What are the most recent finds in Pompeii?

2018 seemed to be a big year for new discoveries within the ancient city of Pompeii. Excavations have been going on since 1728, but the city still has much to tell us. Many of the new discoveries in the past year have uncovered mysteries and helped to explain these past citizens. Here are just a few of the most noteworthy and influential that were found recently.

The Horses

At the end of 2018, archaeologists discovered the remains of several horses. The horses were found in the stables of an extravagant estate, known as the Villa of Mysteries. Archaeologists believe the horses were owned by a high-ranking military officer. One horse that was found with its legs bent at the knee, making us assume it was preparing to gallop through the gates.

The Skeleton Child

Unearthed in one of the large central bath complexes was a skeleton of a child. The figure is estimated to be 7 to 8 years old. The child is said to of been trying in vain to escape the eruption by hiding in the baths. It was a surprise find, as the area had been evacuated in the 19th century, with only this discovery found due to new excavation technology.

The Erotic Fresco

A strange erotic fresco was unearthed in a suburban home in Pompeii; depicting a woman having sex with a swan. The illustration is inspired from a classical mythology tale of the Spartan Queen Leda, who was impregnated by the god Zeus. The married Leda was said to be a great beauty who captivated Zeus. He then disguised himself as a swan and seduced Leda (although some retellings say there was no consent.) Leda fell pregnant, and hatched two eggs, which produced four children. As she was with both her husband and Zeus, two of the children, Helen (known as Helen of troy) and Pollux were said to be Zeus’s children. Whereas Clytemnestra and Castor were her husbands, Tyndareus’s. Although this mythology was a common illustration in Pompeii, this fresco is said to be unique. What makes it stand out is due to three reasons. Leda is sitting in the image which is unusual as most past frescos portray her standing. It also illustrates the two mid-act, which was typically never portrayed with only the lead up or the aftermath shown. Lastly, Leda’s eye direction is quite rare, as looking straight at the viewer is very different from the side looks most frescos in Pompeii depicted.

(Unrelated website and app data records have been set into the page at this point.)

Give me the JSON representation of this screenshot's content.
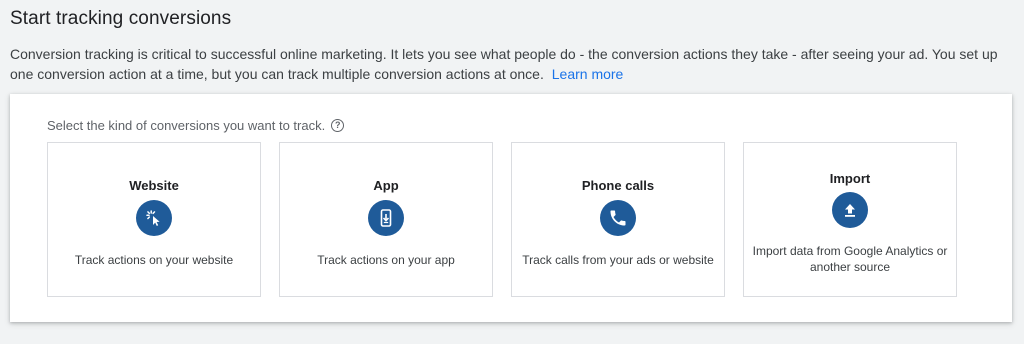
{
  "header": {
    "title": "Start tracking conversions",
    "intro": "Conversion tracking is critical to successful online marketing. It lets you see what people do - the conversion actions they take - after seeing your ad. You set up one conversion action at a time, but you can track multiple conversion actions at once.",
    "learn_more": "Learn more"
  },
  "panel": {
    "prompt": "Select the kind of conversions you want to track.",
    "help_glyph": "?",
    "cards": [
      {
        "title": "Website",
        "icon": "cursor-click-icon",
        "description": "Track actions on your website"
      },
      {
        "title": "App",
        "icon": "mobile-download-icon",
        "description": "Track actions on your app"
      },
      {
        "title": "Phone calls",
        "icon": "phone-icon",
        "description": "Track calls from your ads or website"
      },
      {
        "title": "Import",
        "icon": "upload-icon",
        "description": "Import data from Google Analytics or another source"
      }
    ]
  },
  "colors": {
    "accent": "#1f5b99",
    "link": "#1a73e8",
    "background": "#f1f3f4"
  }
}
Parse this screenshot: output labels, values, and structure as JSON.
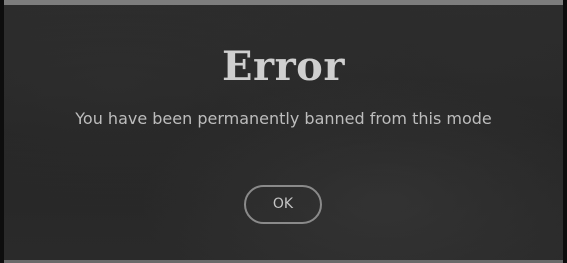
{
  "dialog": {
    "title": "Error",
    "message": "You have been permanently banned from this mode",
    "ok_label": "OK"
  },
  "colors": {
    "background": "#282828",
    "title_text": "#cfcfcf",
    "body_text": "#bdbdbd",
    "button_border": "#8a8a8a",
    "top_border": "#7d7d7d"
  }
}
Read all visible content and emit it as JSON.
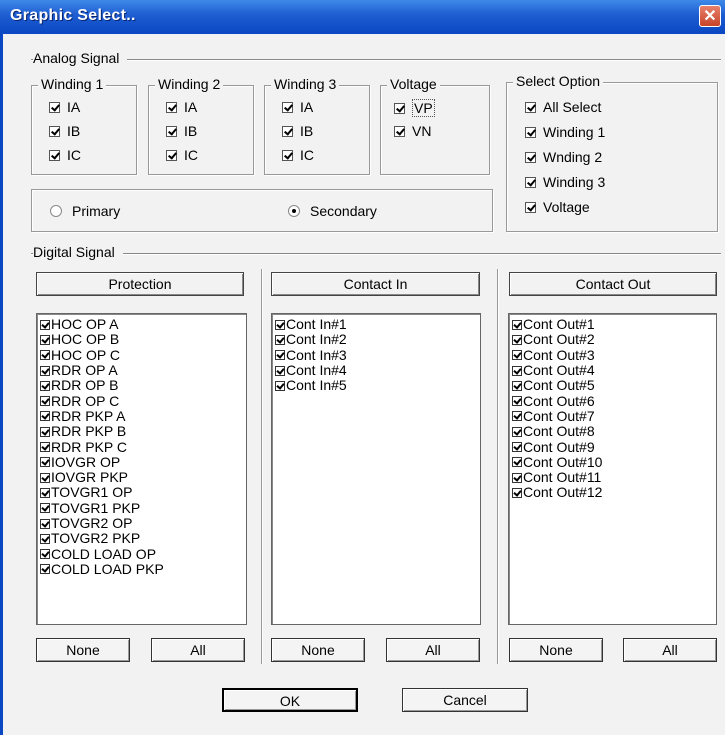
{
  "window": {
    "title": "Graphic Select..",
    "close_glyph": "✕"
  },
  "analog": {
    "section_label": "Analog Signal",
    "winding1": {
      "label": "Winding 1",
      "items": [
        "IA",
        "IB",
        "IC"
      ]
    },
    "winding2": {
      "label": "Winding 2",
      "items": [
        "IA",
        "IB",
        "IC"
      ]
    },
    "winding3": {
      "label": "Winding 3",
      "items": [
        "IA",
        "IB",
        "IC"
      ]
    },
    "voltage": {
      "label": "Voltage",
      "items": [
        "VP",
        "VN"
      ]
    },
    "select_option": {
      "label": "Select Option",
      "items": [
        "All Select",
        "Winding 1",
        "Wnding 2",
        "Winding 3",
        "Voltage"
      ]
    },
    "primary_label": "Primary",
    "secondary_label": "Secondary",
    "selected_radio": "Secondary"
  },
  "digital": {
    "section_label": "Digital Signal",
    "protection": {
      "header": "Protection",
      "items": [
        "HOC OP A",
        "HOC OP B",
        "HOC OP C",
        "RDR OP A",
        "RDR OP B",
        "RDR OP C",
        "RDR PKP A",
        "RDR PKP B",
        "RDR PKP C",
        "IOVGR OP",
        "IOVGR PKP",
        "TOVGR1 OP",
        "TOVGR1 PKP",
        "TOVGR2 OP",
        "TOVGR2 PKP",
        "COLD LOAD OP",
        "COLD LOAD PKP"
      ]
    },
    "contact_in": {
      "header": "Contact In",
      "items": [
        "Cont In#1",
        "Cont In#2",
        "Cont In#3",
        "Cont In#4",
        "Cont In#5"
      ]
    },
    "contact_out": {
      "header": "Contact Out",
      "items": [
        "Cont Out#1",
        "Cont Out#2",
        "Cont Out#3",
        "Cont Out#4",
        "Cont Out#5",
        "Cont Out#6",
        "Cont Out#7",
        "Cont Out#8",
        "Cont Out#9",
        "Cont Out#10",
        "Cont Out#11",
        "Cont Out#12"
      ]
    },
    "none_label": "None",
    "all_label": "All"
  },
  "footer": {
    "ok_label": "OK",
    "cancel_label": "Cancel"
  }
}
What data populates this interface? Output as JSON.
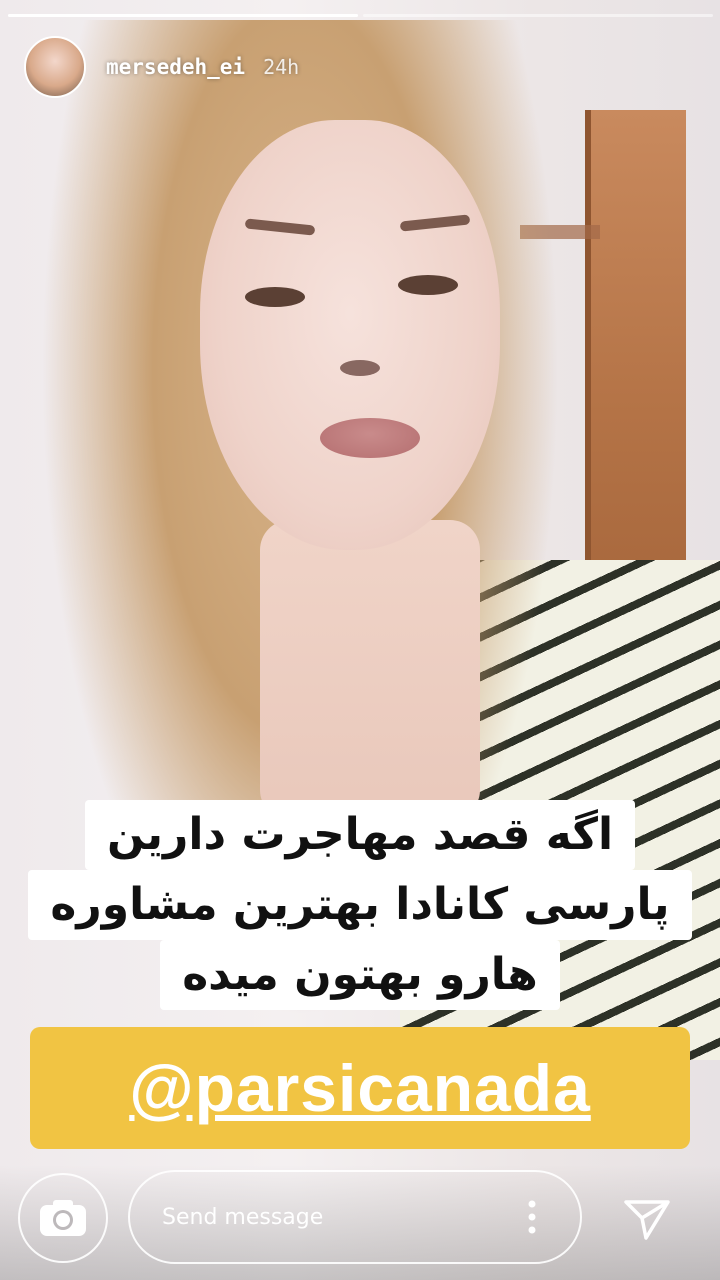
{
  "story": {
    "username": "mersedeh_ei",
    "time_ago": "24h",
    "progress": [
      1.0,
      0.0
    ],
    "caption_lines": [
      "اگه قصد مهاجرت دارین",
      "پارسی کانادا بهترین مشاوره",
      "هارو بهتون میده"
    ],
    "mention": "@parsicanada",
    "mention_color": "#f1c443"
  },
  "reply_bar": {
    "placeholder": "Send message",
    "camera_icon": "camera-icon",
    "more_icon": "more-vertical-icon",
    "send_icon": "send-icon"
  }
}
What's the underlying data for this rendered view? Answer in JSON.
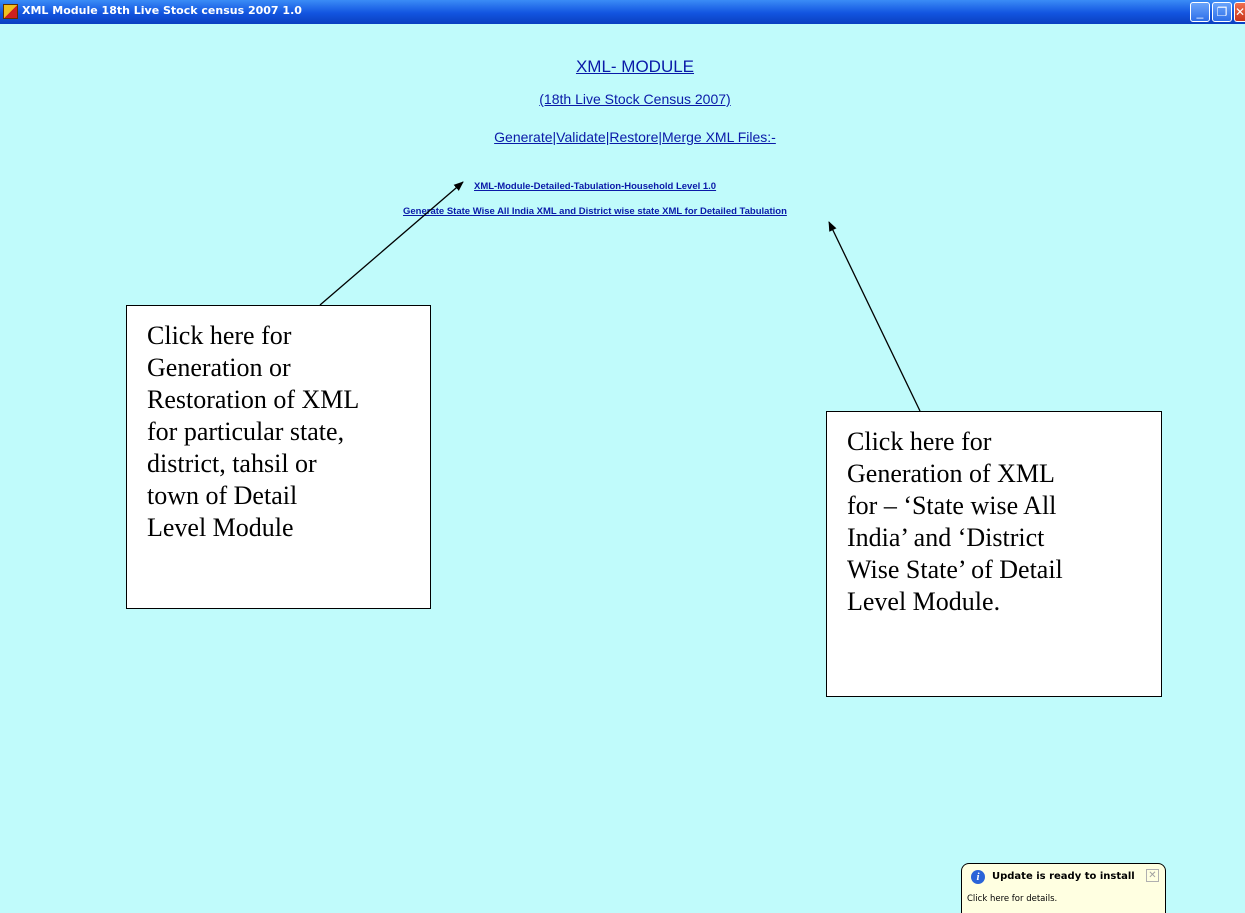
{
  "window": {
    "title": "XML Module 18th Live Stock census 2007 1.0",
    "controls": {
      "minimize": "_",
      "restore": "❐",
      "close": "✕"
    }
  },
  "main": {
    "heading": "XML- MODULE",
    "subheading": "(18th Live Stock Census 2007)",
    "actions": "Generate|Validate|Restore|Merge XML Files:-",
    "links": {
      "household": "XML-Module-Detailed-Tabulation-Household Level 1.0",
      "statewise": "Generate  State Wise All India XML and District wise state XML for Detailed Tabulation"
    }
  },
  "callouts": {
    "left": "Click here for\nGeneration or\nRestoration of XML\nfor particular state,\ndistrict, tahsil or\ntown of Detail\nLevel Module",
    "right": "Click here for\nGeneration of XML\nfor – ‘State wise All\nIndia’ and ‘District\nWise State’ of Detail\nLevel Module."
  },
  "notification": {
    "title": "Update is ready to install",
    "body": "Click here for details.",
    "close": "✕",
    "info_icon": "i"
  },
  "colors": {
    "background": "#c0fbfb",
    "titlebar": "#1254e0",
    "link": "#0a1aa8",
    "notification_bg": "#ffffe1"
  },
  "icons": [
    "app-icon",
    "info-icon",
    "close-icon"
  ]
}
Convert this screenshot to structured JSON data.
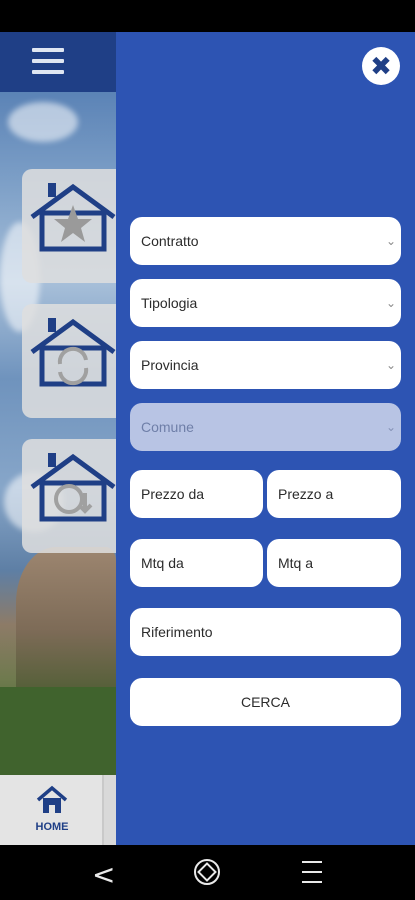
{
  "colors": {
    "drawer": "#2d54b3",
    "header": "#1f3f86",
    "disabled_field": "#b8c4e4",
    "accent_text": "#1f3f86"
  },
  "background_app": {
    "menu_icon": "hamburger-icon",
    "tiles": [
      {
        "icon": "house-star-icon"
      },
      {
        "icon": "house-refresh-icon"
      },
      {
        "icon": "house-euro-icon"
      }
    ],
    "bottom_nav": {
      "home_label": "HOME",
      "home_icon": "home-icon"
    }
  },
  "drawer": {
    "close_icon": "close-icon",
    "selects": {
      "contratto": "Contratto",
      "tipologia": "Tipologia",
      "provincia": "Provincia",
      "comune": "Comune"
    },
    "inputs": {
      "prezzo_da": "Prezzo da",
      "prezzo_a": "Prezzo a",
      "mtq_da": "Mtq da",
      "mtq_a": "Mtq a",
      "riferimento": "Riferimento"
    },
    "search_label": "CERCA"
  },
  "system_nav": {
    "back": "<",
    "home_icon": "system-home-icon",
    "recent_icon": "recent-apps-icon"
  }
}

The Unlucky Man

Archaeologist found one of the unluckiest victims during the tragic eruption in 79 B.C. The figure’s legs and torso was found sticking out from under a large stone block, with researchers assuming his upper half was crushed by the rock. After further study, however, revealed his head had fallen into a pit sometime later, revealing that he was not killed by the rock but the pyroclastic gas that killed the majority of Pompeii’s citizens.

The Street of Balconies

This area was a very significant discovery as second story building were still intact, which is very rare within the ancient city. Its nearby garden was also investigated, which gave researchers critical information on food and plants found in the city.